Dosage and administration
The dose of Inductal should be individualized. It is recommended not to take Inductal with or immediately after a heavy, high-fat meal since this may result in slower absorption and would be expected to reduce the effect of Inductal on sleep latency.
Adults: The recommended starting dose is 2 mg immediately before bedtime. Dosing can be initiated at or raised to 3 mg if clinically indicated, since 3 mg is more effective for sleep maintenance.
Elderly: In elderly patients whose primary complaint is difficulty falling asleep the recommended starting dose is 1 mg immediately before bedtime. In these patients, the dose may be increased to 2 mg if clinically indicated. For elderly patients whose primary complaint is difficulty staying asleep, the recommended dose is 2 mg immediately before bedtime.
Patients with hepatic impairment: In patients with severe hepatic impairment the recommended starting dose is 1 mg. No dose adjustment is necessary for patients with mild-to-moderate hepatic impairment. Inductal should be used with caution in these patients.

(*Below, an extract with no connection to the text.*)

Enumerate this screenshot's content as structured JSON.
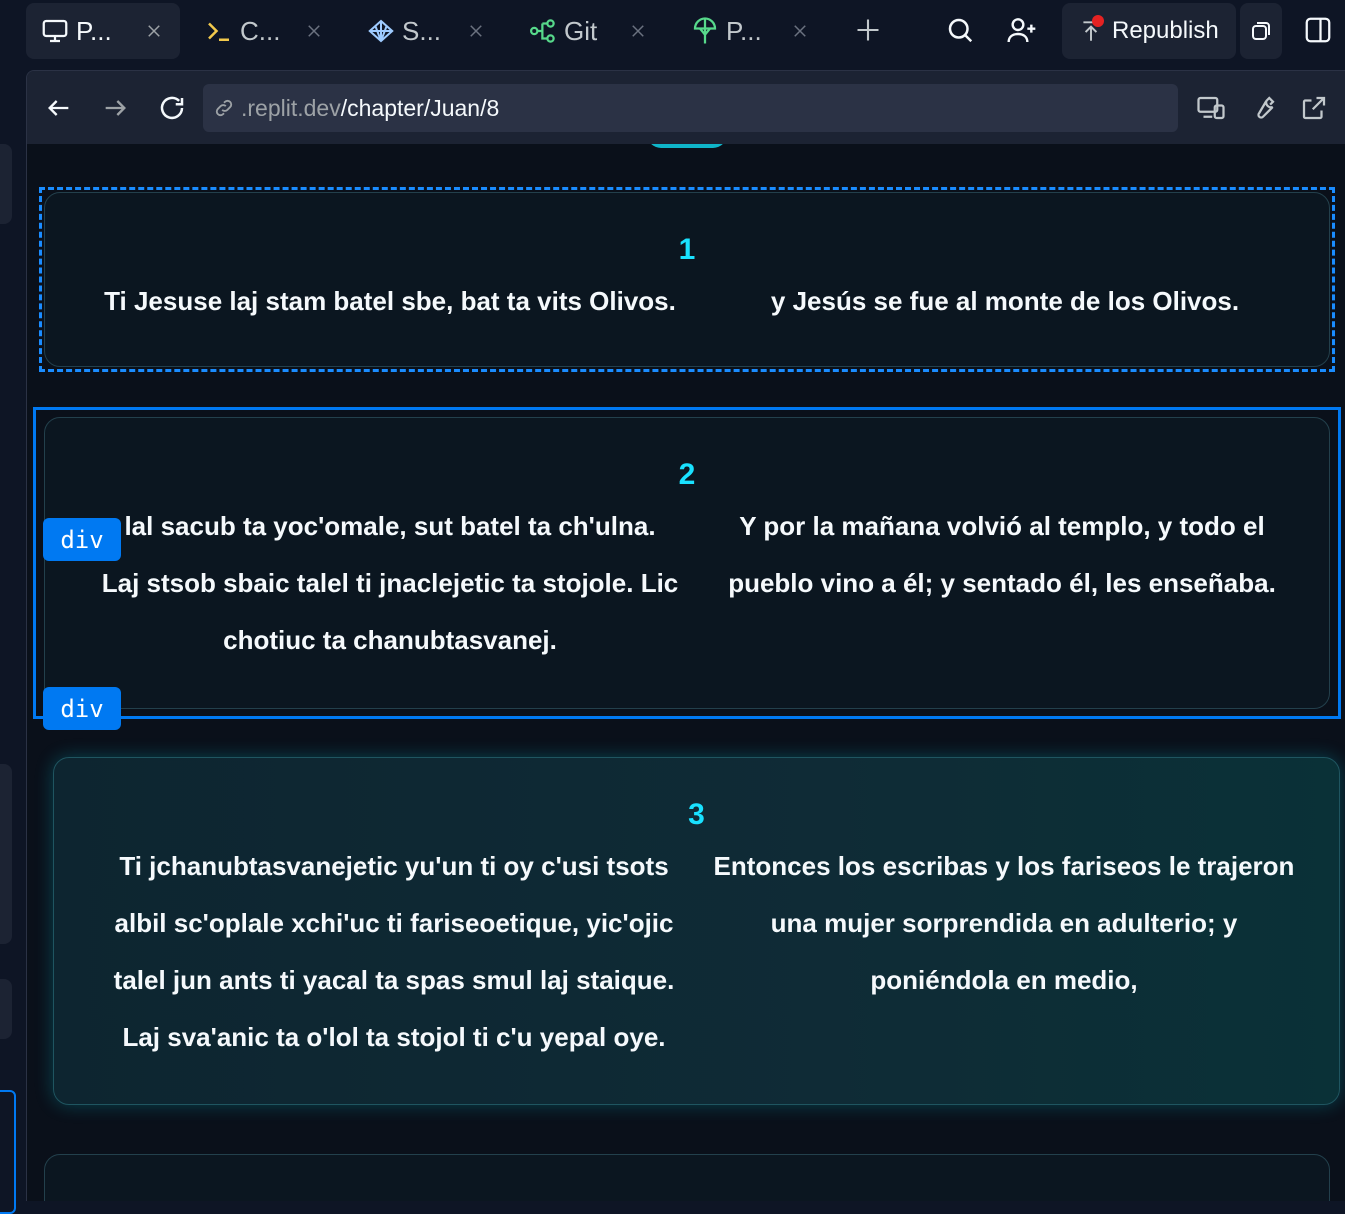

Coadministration with CYP3A4 inhibitors: The starting dose of Inductal should not exceed 1 mg in patients coadministered with potent CYP3A4 inhibitors. If needed, the dose can be raised to 2 mg.
One case of overdose with up to 36 mg of Eszopiclone was reported in which the subject fully recovered. Individuals have fully recovered from racemic zopiclone overdoses up to 340 mg. Signs and symptoms of overdose effects can be expected to present as exaggerations of the pharmacological effects, including impairment of consciousness ranging from somnolence to coma. Rare individual instances of fatal outcomes following overdose with racemic zopiclone have been reported, most often associated with overdose with other CNS-depressant agents.
General symptomatic and supportive measures should be used along with immediate gastric lavage where appropriate. Intravenous fluids should be administered as needed. Flumazenil may be useful. As in all cases of drug overdose, respiratory and cardiovascular functions and other appropriate signs should be monitored. Hypotension and CNS depression should be monitored and treated by appropriate medical intervention. The value of dialysis in the treatment of overdosage has not been determined. The possibility of multiple drug ingestion should be considered.
Keep in a dry place at temperature below 30°C.
Laboratories: Roemmers S.A.I.C.F.
Distributor: Droguerie Phenicia
Year of submission: 2008
Number & Year of Registration
1 mg: 222405/2009
2 mg: 222406/2009
3 mg: 222407/2009